State how many lines in the listing contain the string "Nguyen", and add nothing to that number.
+++++
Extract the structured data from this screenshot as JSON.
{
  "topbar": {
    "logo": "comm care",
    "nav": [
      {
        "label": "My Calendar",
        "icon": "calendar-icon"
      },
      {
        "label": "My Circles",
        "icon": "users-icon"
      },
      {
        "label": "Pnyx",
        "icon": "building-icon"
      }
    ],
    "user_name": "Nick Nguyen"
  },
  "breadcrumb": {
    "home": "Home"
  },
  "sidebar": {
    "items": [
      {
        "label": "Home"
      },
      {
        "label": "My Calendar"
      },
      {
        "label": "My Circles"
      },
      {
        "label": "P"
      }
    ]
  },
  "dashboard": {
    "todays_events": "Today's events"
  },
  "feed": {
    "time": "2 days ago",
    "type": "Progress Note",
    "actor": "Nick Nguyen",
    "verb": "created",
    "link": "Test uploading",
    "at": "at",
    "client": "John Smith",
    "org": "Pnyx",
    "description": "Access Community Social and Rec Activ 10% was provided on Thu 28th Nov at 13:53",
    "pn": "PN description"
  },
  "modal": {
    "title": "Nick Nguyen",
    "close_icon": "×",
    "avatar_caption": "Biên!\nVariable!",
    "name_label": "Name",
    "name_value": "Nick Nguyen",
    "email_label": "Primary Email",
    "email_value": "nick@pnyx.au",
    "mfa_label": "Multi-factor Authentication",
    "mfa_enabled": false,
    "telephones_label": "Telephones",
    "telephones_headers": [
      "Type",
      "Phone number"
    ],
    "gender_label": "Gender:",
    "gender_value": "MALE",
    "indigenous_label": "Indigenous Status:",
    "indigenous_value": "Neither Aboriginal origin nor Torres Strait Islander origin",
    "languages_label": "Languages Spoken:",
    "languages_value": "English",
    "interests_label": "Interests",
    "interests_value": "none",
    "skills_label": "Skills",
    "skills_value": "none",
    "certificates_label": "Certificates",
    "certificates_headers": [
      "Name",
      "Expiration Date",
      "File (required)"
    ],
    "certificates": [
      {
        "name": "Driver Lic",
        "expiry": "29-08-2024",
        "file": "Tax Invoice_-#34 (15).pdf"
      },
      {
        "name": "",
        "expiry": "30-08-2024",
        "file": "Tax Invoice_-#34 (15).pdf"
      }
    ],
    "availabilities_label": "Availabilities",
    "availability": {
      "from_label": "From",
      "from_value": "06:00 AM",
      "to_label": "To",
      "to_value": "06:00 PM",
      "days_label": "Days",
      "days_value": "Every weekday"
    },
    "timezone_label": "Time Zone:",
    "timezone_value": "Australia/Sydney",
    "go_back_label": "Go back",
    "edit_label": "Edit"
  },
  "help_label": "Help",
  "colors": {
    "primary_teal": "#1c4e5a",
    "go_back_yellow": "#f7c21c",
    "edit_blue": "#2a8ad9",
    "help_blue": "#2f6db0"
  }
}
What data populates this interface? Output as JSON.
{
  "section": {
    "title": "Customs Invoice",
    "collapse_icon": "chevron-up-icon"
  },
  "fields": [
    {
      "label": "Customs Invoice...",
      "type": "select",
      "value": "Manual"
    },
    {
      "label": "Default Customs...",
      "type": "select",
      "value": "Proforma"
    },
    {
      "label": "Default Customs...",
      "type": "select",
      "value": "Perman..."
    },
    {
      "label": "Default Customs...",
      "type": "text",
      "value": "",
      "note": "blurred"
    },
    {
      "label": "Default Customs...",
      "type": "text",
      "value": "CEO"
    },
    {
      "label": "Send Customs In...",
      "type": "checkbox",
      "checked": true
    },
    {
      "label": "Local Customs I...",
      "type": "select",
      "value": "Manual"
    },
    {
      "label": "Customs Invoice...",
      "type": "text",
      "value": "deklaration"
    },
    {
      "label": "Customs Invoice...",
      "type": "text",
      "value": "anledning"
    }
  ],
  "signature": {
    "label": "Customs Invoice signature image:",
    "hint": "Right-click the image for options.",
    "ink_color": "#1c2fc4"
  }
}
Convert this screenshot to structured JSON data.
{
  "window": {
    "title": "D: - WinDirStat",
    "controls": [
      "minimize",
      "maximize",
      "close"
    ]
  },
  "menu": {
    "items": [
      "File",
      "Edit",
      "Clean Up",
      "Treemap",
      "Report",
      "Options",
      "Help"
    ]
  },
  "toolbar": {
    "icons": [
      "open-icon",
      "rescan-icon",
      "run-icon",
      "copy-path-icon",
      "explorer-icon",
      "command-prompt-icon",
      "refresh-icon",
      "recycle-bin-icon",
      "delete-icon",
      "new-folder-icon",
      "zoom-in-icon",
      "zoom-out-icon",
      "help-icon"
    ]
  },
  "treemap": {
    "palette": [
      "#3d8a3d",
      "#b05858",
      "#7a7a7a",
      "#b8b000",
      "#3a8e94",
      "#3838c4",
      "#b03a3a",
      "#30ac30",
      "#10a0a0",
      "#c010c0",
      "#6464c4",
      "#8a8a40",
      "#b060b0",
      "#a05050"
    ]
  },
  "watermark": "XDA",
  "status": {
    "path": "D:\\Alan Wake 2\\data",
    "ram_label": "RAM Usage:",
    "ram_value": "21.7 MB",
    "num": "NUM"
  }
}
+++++
_SOLUTION TO THIS PROBLEM:_ 4